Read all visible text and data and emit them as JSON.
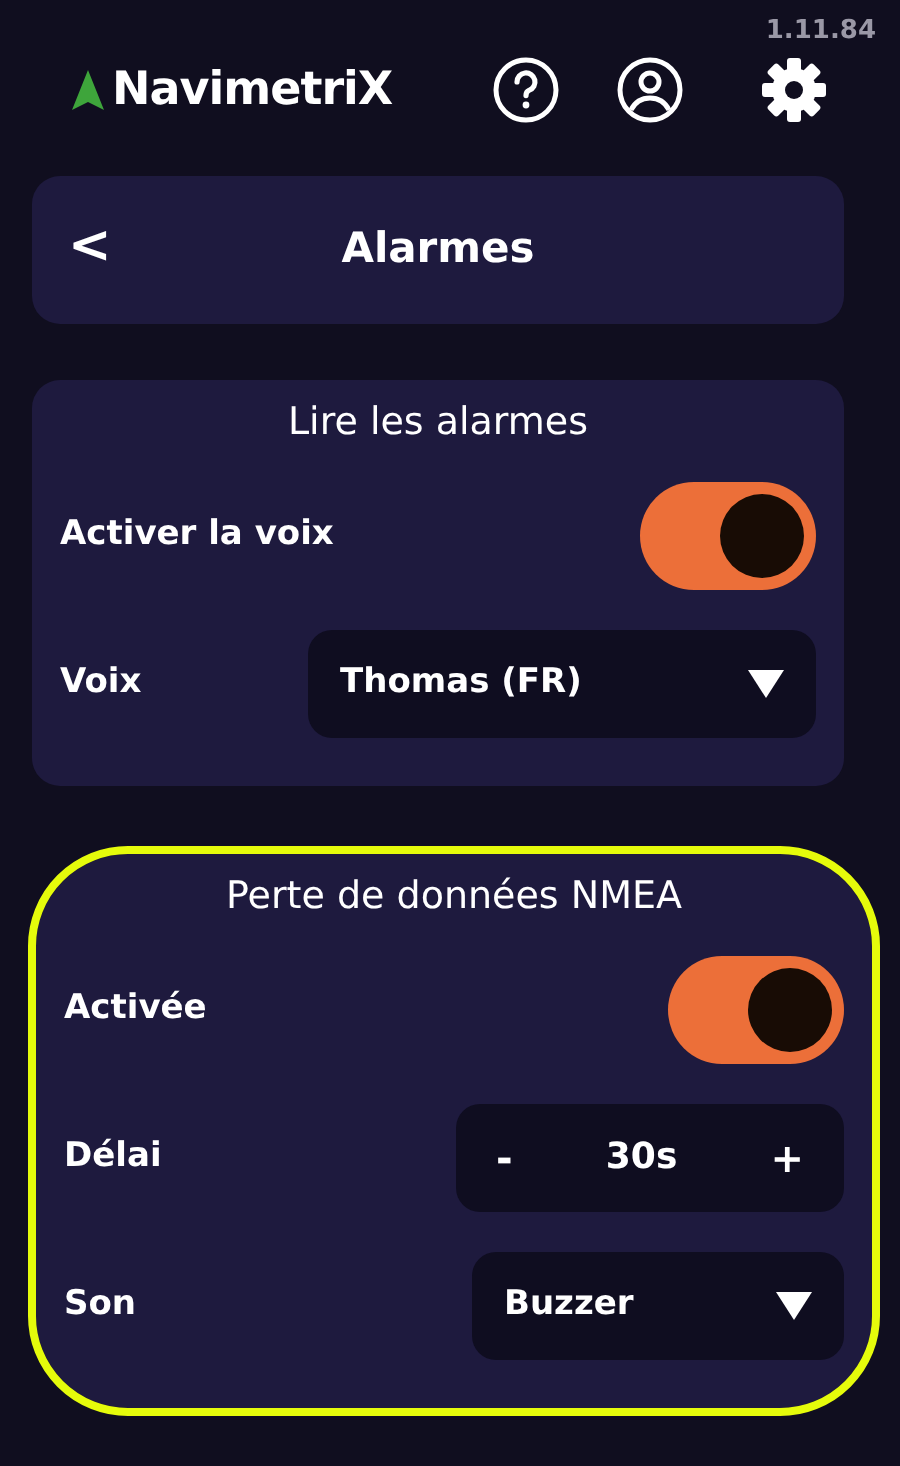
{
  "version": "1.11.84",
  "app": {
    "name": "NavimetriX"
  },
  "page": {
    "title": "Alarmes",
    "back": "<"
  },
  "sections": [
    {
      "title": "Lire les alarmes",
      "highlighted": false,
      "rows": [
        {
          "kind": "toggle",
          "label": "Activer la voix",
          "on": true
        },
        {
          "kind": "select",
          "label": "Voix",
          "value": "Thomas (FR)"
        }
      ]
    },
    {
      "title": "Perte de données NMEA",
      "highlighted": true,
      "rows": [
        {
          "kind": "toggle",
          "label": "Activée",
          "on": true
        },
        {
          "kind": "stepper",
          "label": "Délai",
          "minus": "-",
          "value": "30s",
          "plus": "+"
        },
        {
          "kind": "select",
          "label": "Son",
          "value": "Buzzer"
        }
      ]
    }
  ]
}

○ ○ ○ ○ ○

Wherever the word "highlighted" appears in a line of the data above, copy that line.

      "highlighted": false,
      "highlighted": true,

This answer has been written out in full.